* Task brief: Return every entry exactly, except for any pictures.

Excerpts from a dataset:
------------------------------------

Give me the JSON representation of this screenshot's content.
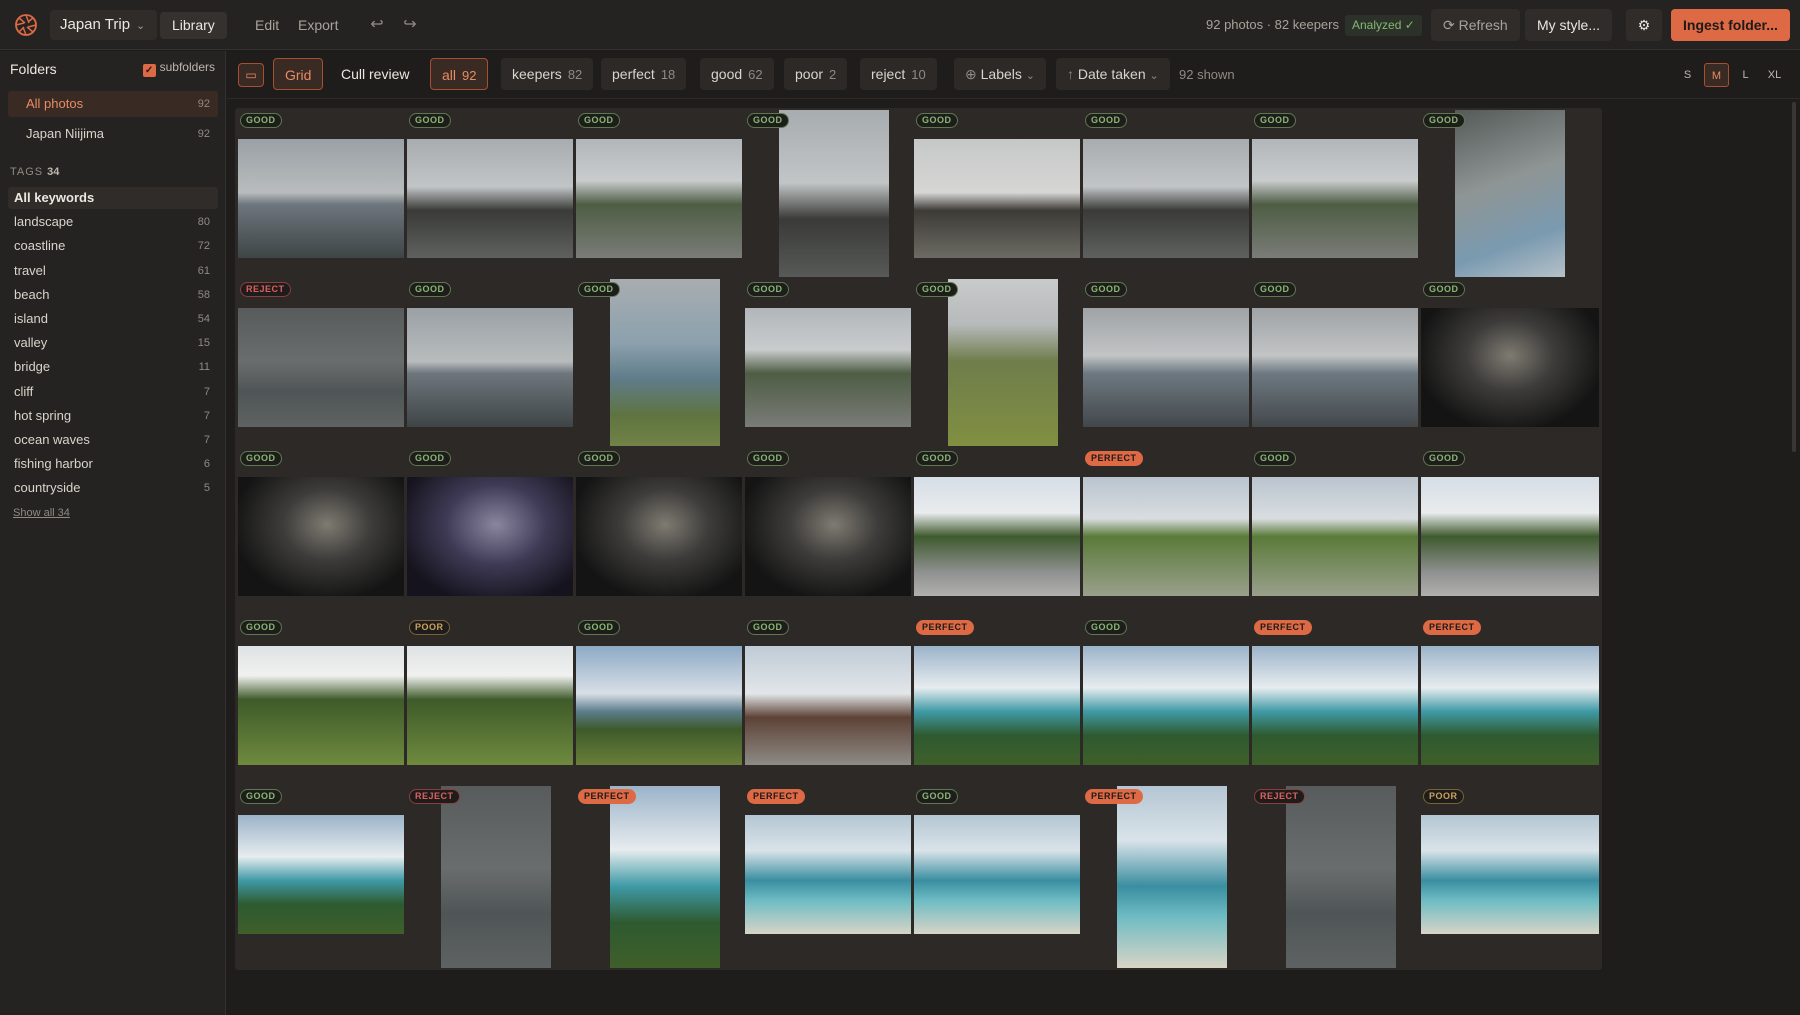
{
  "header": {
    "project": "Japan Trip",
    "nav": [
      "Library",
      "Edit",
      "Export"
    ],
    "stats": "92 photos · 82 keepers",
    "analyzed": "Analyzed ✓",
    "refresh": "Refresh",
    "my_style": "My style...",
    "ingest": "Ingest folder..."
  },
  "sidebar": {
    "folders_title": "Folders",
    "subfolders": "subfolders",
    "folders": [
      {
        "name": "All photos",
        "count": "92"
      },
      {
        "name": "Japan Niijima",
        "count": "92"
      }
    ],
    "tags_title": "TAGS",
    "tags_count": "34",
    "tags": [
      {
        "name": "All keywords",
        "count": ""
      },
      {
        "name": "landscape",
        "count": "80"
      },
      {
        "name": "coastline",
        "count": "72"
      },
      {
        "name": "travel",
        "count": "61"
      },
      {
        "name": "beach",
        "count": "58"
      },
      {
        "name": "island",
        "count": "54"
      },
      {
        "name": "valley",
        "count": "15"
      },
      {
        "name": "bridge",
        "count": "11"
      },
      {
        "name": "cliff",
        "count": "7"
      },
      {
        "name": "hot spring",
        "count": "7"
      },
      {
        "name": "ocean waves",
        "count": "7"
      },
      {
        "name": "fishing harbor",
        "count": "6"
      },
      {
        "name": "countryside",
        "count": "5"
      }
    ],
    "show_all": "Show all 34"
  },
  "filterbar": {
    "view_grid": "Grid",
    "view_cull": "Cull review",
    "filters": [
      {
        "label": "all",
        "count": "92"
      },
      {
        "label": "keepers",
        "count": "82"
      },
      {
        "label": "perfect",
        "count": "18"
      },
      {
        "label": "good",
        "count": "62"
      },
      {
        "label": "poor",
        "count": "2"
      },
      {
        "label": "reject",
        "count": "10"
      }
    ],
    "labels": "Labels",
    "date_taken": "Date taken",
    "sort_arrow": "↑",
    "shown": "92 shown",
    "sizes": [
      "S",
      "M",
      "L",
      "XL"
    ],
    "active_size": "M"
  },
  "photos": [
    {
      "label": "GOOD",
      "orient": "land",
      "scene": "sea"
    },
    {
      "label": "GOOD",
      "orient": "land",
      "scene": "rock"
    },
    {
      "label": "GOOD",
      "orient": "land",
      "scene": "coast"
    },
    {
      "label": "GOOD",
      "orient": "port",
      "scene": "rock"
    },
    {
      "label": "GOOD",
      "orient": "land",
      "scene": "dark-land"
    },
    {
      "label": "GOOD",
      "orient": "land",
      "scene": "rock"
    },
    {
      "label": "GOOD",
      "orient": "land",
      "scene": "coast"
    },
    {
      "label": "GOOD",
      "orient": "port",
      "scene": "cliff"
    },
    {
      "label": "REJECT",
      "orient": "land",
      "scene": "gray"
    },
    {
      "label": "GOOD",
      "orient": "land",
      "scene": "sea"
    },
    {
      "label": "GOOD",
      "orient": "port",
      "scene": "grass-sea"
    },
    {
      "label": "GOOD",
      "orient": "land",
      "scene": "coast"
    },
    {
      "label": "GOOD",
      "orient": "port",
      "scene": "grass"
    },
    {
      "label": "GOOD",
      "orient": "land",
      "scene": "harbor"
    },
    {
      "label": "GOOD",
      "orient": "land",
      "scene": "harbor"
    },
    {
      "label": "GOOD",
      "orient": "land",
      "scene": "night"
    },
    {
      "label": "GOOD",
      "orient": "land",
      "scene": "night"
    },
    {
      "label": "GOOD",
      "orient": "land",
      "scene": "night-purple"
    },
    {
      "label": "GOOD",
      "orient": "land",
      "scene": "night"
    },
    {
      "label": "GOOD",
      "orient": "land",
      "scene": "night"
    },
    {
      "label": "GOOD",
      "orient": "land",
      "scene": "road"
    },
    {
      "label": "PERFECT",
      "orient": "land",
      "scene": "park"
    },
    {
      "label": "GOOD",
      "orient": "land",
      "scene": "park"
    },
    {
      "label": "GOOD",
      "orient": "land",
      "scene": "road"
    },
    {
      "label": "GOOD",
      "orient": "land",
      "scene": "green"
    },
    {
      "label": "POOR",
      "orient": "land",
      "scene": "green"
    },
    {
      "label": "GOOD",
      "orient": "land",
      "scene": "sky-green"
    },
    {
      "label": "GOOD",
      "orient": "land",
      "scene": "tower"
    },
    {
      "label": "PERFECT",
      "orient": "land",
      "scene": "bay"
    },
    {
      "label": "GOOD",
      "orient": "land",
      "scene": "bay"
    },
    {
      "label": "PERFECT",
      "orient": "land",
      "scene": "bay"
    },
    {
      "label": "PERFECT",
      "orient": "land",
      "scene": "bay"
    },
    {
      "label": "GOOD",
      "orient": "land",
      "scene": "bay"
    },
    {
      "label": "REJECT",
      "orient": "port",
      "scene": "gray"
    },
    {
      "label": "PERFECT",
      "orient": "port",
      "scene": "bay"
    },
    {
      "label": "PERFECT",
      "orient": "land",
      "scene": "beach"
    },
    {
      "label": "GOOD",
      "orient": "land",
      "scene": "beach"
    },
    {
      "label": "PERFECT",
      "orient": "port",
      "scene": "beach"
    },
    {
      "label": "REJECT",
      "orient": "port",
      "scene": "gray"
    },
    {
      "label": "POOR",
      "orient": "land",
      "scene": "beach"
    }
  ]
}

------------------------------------

* Answer space:
Give me the JSON representation of this screenshot's content.
{
  "header": {
    "project": "Japan Trip",
    "nav": [
      "Library",
      "Edit",
      "Export"
    ],
    "stats": "92 photos · 82 keepers",
    "analyzed": "Analyzed ✓",
    "refresh": "Refresh",
    "my_style": "My style...",
    "ingest": "Ingest folder..."
  },
  "sidebar": {
    "folders_title": "Folders",
    "subfolders": "subfolders",
    "folders": [
      {
        "name": "All photos",
        "count": "92"
      },
      {
        "name": "Japan Niijima",
        "count": "92"
      }
    ],
    "tags_title": "TAGS",
    "tags_count": "34",
    "tags": [
      {
        "name": "All keywords",
        "count": ""
      },
      {
        "name": "landscape",
        "count": "80"
      },
      {
        "name": "coastline",
        "count": "72"
      },
      {
        "name": "travel",
        "count": "61"
      },
      {
        "name": "beach",
        "count": "58"
      },
      {
        "name": "island",
        "count": "54"
      },
      {
        "name": "valley",
        "count": "15"
      },
      {
        "name": "bridge",
        "count": "11"
      },
      {
        "name": "cliff",
        "count": "7"
      },
      {
        "name": "hot spring",
        "count": "7"
      },
      {
        "name": "ocean waves",
        "count": "7"
      },
      {
        "name": "fishing harbor",
        "count": "6"
      },
      {
        "name": "countryside",
        "count": "5"
      }
    ],
    "show_all": "Show all 34"
  },
  "filterbar": {
    "view_grid": "Grid",
    "view_cull": "Cull review",
    "filters": [
      {
        "label": "all",
        "count": "92"
      },
      {
        "label": "keepers",
        "count": "82"
      },
      {
        "label": "perfect",
        "count": "18"
      },
      {
        "label": "good",
        "count": "62"
      },
      {
        "label": "poor",
        "count": "2"
      },
      {
        "label": "reject",
        "count": "10"
      }
    ],
    "labels": "Labels",
    "date_taken": "Date taken",
    "sort_arrow": "↑",
    "shown": "92 shown",
    "sizes": [
      "S",
      "M",
      "L",
      "XL"
    ],
    "active_size": "M"
  },
  "photos": [
    {
      "label": "GOOD",
      "orient": "land",
      "scene": "sea"
    },
    {
      "label": "GOOD",
      "orient": "land",
      "scene": "rock"
    },
    {
      "label": "GOOD",
      "orient": "land",
      "scene": "coast"
    },
    {
      "label": "GOOD",
      "orient": "port",
      "scene": "rock"
    },
    {
      "label": "GOOD",
      "orient": "land",
      "scene": "dark-land"
    },
    {
      "label": "GOOD",
      "orient": "land",
      "scene": "rock"
    },
    {
      "label": "GOOD",
      "orient": "land",
      "scene": "coast"
    },
    {
      "label": "GOOD",
      "orient": "port",
      "scene": "cliff"
    },
    {
      "label": "REJECT",
      "orient": "land",
      "scene": "gray"
    },
    {
      "label": "GOOD",
      "orient": "land",
      "scene": "sea"
    },
    {
      "label": "GOOD",
      "orient": "port",
      "scene": "grass-sea"
    },
    {
      "label": "GOOD",
      "orient": "land",
      "scene": "coast"
    },
    {
      "label": "GOOD",
      "orient": "port",
      "scene": "grass"
    },
    {
      "label": "GOOD",
      "orient": "land",
      "scene": "harbor"
    },
    {
      "label": "GOOD",
      "orient": "land",
      "scene": "harbor"
    },
    {
      "label": "GOOD",
      "orient": "land",
      "scene": "night"
    },
    {
      "label": "GOOD",
      "orient": "land",
      "scene": "night"
    },
    {
      "label": "GOOD",
      "orient": "land",
      "scene": "night-purple"
    },
    {
      "label": "GOOD",
      "orient": "land",
      "scene": "night"
    },
    {
      "label": "GOOD",
      "orient": "land",
      "scene": "night"
    },
    {
      "label": "GOOD",
      "orient": "land",
      "scene": "road"
    },
    {
      "label": "PERFECT",
      "orient": "land",
      "scene": "park"
    },
    {
      "label": "GOOD",
      "orient": "land",
      "scene": "park"
    },
    {
      "label": "GOOD",
      "orient": "land",
      "scene": "road"
    },
    {
      "label": "GOOD",
      "orient": "land",
      "scene": "green"
    },
    {
      "label": "POOR",
      "orient": "land",
      "scene": "green"
    },
    {
      "label": "GOOD",
      "orient": "land",
      "scene": "sky-green"
    },
    {
      "label": "GOOD",
      "orient": "land",
      "scene": "tower"
    },
    {
      "label": "PERFECT",
      "orient": "land",
      "scene": "bay"
    },
    {
      "label": "GOOD",
      "orient": "land",
      "scene": "bay"
    },
    {
      "label": "PERFECT",
      "orient": "land",
      "scene": "bay"
    },
    {
      "label": "PERFECT",
      "orient": "land",
      "scene": "bay"
    },
    {
      "label": "GOOD",
      "orient": "land",
      "scene": "bay"
    },
    {
      "label": "REJECT",
      "orient": "port",
      "scene": "gray"
    },
    {
      "label": "PERFECT",
      "orient": "port",
      "scene": "bay"
    },
    {
      "label": "PERFECT",
      "orient": "land",
      "scene": "beach"
    },
    {
      "label": "GOOD",
      "orient": "land",
      "scene": "beach"
    },
    {
      "label": "PERFECT",
      "orient": "port",
      "scene": "beach"
    },
    {
      "label": "REJECT",
      "orient": "port",
      "scene": "gray"
    },
    {
      "label": "POOR",
      "orient": "land",
      "scene": "beach"
    }
  ]
}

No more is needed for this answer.